Continuing in the tradition of week-late summer blog postings. The family and I descended upon Garden City for our annual Bear Lake adventure week. For the last decade or so we've been spending one week every summer at the Sweetwater/Ideal Beach resort at Bear Lake doing our best to avoid actually entering Bear Lake's waters.
The first couple of years we would rent wave runners for a romp in the chop but as our clan has gotten older (read: younger due to insurgence of spawn) such high-octane thrills have given way to a week of poolside relaxation and a LOT of Tennis.
Of note this year is that my immediate family has begun the process of transitioning into a self-sustaining extended family. In years prior a trip with "the cousins" meant a vacation with my parents siblings and their children. As of this year however the voyage included the children of Mr. and Mrs. Robert Wood only (and distinguished guests) making "the cousins" My sibling's children, and my siblings and I - in turn - the generation of "Aunts" and "Uncles."
I can not tell you how weird this is for me.
Being the youngest, I am the only Wood child without a spouse and spawn. So while it's all fine and dandy to call me Uncle Ben it makes for an interesting trip when you are caught in an age-chasm between those changing the diapers and those whose diapers are being changed.
The best way to deal with this, repeatedly spanking my brother Jake on the tennis court - which I did, with the help of my double's mate/Australian brother-in-law Varian a.k.a Big V. This victory comes with an asterisk, however, in that none of us are particularly good at playing doubles, especially my father, Jake's teammate.
The other way to deal ageism is that if you can't beat them, join them. I somehow conned Catherine into being my plus one for Thursday night and took full advantage of the opportunity, packing as much activity into the relatively short time she was there with us. We swam in the pool, biked into town for a shake and had a moonlit kayak ride before playing a board game with the bunch and calling it a night.
In closing, here's some pictures I took. As usual, they offer no catalog of Wood family fun. Instead they're the usual amateur landscapes that I pretend anyone gives a hoot about.
The water at Bear is at a great level right now. It got hit, like all of Utah, with the drought 8 or so years ago and has never gotten back up to where it used to be but this year was the highest it's been in a long time. All around the edge of the lake we had these great sandbar islands with water behind them. The pools where about 10 degrees warmer than the lake and I saw a few groups set there stuff up to play in them, instead of the lake 40 yards away.
I'm starting to develop a certain taste for shots of benches (as seen here). There's something poetic about them for me. More often than not you get these city benches that are just dropped on the side of the road because someone might want to sit down. Then there's the other kind of bench, those benches that are placed intentionally at a location because people WILL sit there, because they overlook some mammoth spectacle of nature or awesome vantage point. To take two steps closer and get a shot of the lake, you end up with another little pic of water and horizon. With the bench in the foreground (at least for me) it makes me think of how often you can't see the forest for the trees.

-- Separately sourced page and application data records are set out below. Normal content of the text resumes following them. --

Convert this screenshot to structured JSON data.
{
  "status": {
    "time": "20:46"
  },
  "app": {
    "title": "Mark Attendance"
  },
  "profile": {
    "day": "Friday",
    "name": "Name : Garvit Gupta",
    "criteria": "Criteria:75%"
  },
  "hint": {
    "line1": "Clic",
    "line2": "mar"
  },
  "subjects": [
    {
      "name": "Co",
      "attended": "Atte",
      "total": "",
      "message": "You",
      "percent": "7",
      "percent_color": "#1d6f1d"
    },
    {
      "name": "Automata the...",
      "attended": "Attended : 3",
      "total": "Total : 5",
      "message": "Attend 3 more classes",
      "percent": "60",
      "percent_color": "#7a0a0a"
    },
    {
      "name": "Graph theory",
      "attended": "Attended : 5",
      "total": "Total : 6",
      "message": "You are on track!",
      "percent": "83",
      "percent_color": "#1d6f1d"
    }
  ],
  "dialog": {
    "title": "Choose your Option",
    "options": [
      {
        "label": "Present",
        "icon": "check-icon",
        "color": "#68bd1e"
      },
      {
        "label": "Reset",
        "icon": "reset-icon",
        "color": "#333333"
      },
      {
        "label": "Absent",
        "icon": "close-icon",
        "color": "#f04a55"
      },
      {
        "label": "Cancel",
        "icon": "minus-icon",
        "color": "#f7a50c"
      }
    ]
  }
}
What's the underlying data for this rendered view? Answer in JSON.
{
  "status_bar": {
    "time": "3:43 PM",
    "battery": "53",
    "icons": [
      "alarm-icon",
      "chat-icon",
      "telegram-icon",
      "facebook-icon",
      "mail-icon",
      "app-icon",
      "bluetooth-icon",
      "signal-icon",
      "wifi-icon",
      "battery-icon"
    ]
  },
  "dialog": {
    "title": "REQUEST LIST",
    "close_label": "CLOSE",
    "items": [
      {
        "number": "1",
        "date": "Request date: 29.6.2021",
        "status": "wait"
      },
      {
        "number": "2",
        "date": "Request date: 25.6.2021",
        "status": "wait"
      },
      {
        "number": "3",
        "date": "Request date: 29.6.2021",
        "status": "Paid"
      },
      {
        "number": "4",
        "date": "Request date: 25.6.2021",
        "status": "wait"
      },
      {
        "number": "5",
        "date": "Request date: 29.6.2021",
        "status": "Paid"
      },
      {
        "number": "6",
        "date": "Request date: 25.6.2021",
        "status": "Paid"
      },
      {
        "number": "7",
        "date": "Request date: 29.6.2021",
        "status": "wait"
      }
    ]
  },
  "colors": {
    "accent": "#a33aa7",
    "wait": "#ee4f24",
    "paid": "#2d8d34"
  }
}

As it turns out, I wanted a different angle for that shot but some lake-strolling punk decided to set up camp right in my frame. Oh well, it still turned out ok.
As I said before, Bear Lake's water level has been crazy low for the better part of 10 years. That armada of wave runners parked on the sandbar used to be rented out of this cove but were uprooted by the drought. We've been going to Sweetwater for 10 years and every year I gauge the water level by how close it comes to filling this cove back up. You can see the old docks slumped on the side of the hill on the right side of this shot; and the whole interior is a stagnant pool of moss and weeds. Just beyond the cove, in the center, you can see the glistening turquoise water, just out of reach.
And, notice how the two benches are facing the OTHER way.
If I were some snobby bigshot photographer I would think up some great metaphorical name for this picture. Something about yearning for the past, or maybe some allegory for heaven and hell.